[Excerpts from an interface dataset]

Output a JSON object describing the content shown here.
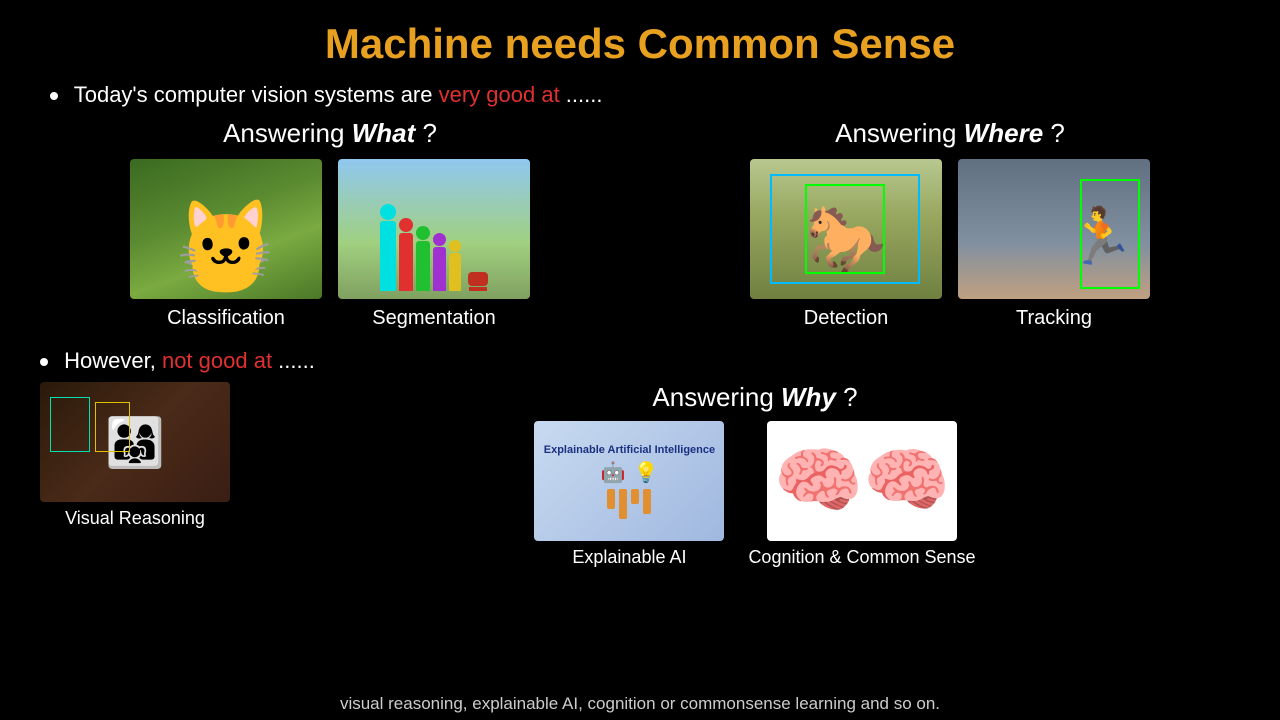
{
  "title": "Machine needs Common Sense",
  "bullet1": {
    "prefix": "Today's computer vision systems are ",
    "highlight": "very good at",
    "suffix": " ......"
  },
  "answering_what": "Answering ",
  "what_italic": "What",
  "what_suffix": " ?",
  "answering_where": "Answering ",
  "where_italic": "Where",
  "where_suffix": " ?",
  "images_top_left": [
    {
      "label": "Classification"
    },
    {
      "label": "Segmentation"
    }
  ],
  "images_top_right": [
    {
      "label": "Detection"
    },
    {
      "label": "Tracking"
    }
  ],
  "bullet2": {
    "prefix": "However, ",
    "highlight": "not good at",
    "suffix": " ......"
  },
  "answering_why": "Answering ",
  "why_italic": "Why",
  "why_suffix": " ?",
  "images_bottom": [
    {
      "label": "Visual Reasoning"
    },
    {
      "label": "Explainable AI"
    },
    {
      "label": "Cognition & Common Sense"
    }
  ],
  "caption": "visual reasoning, explainable AI, cognition or commonsense learning and so on.",
  "xai_title": "Explainable Artificial Intelligence"
}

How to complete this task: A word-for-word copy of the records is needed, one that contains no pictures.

Your response:
Output a JSON object describing the content shown here.
{
  "title": "Machine needs Common Sense",
  "bullet1": {
    "prefix": "Today's computer vision systems are ",
    "highlight": "very good at",
    "suffix": " ......"
  },
  "answering_what": "Answering ",
  "what_italic": "What",
  "what_suffix": " ?",
  "answering_where": "Answering ",
  "where_italic": "Where",
  "where_suffix": " ?",
  "images_top_left": [
    {
      "label": "Classification"
    },
    {
      "label": "Segmentation"
    }
  ],
  "images_top_right": [
    {
      "label": "Detection"
    },
    {
      "label": "Tracking"
    }
  ],
  "bullet2": {
    "prefix": "However, ",
    "highlight": "not good at",
    "suffix": " ......"
  },
  "answering_why": "Answering ",
  "why_italic": "Why",
  "why_suffix": " ?",
  "images_bottom": [
    {
      "label": "Visual Reasoning"
    },
    {
      "label": "Explainable AI"
    },
    {
      "label": "Cognition & Common Sense"
    }
  ],
  "caption": "visual reasoning, explainable AI, cognition or commonsense learning and so on.",
  "xai_title": "Explainable Artificial Intelligence"
}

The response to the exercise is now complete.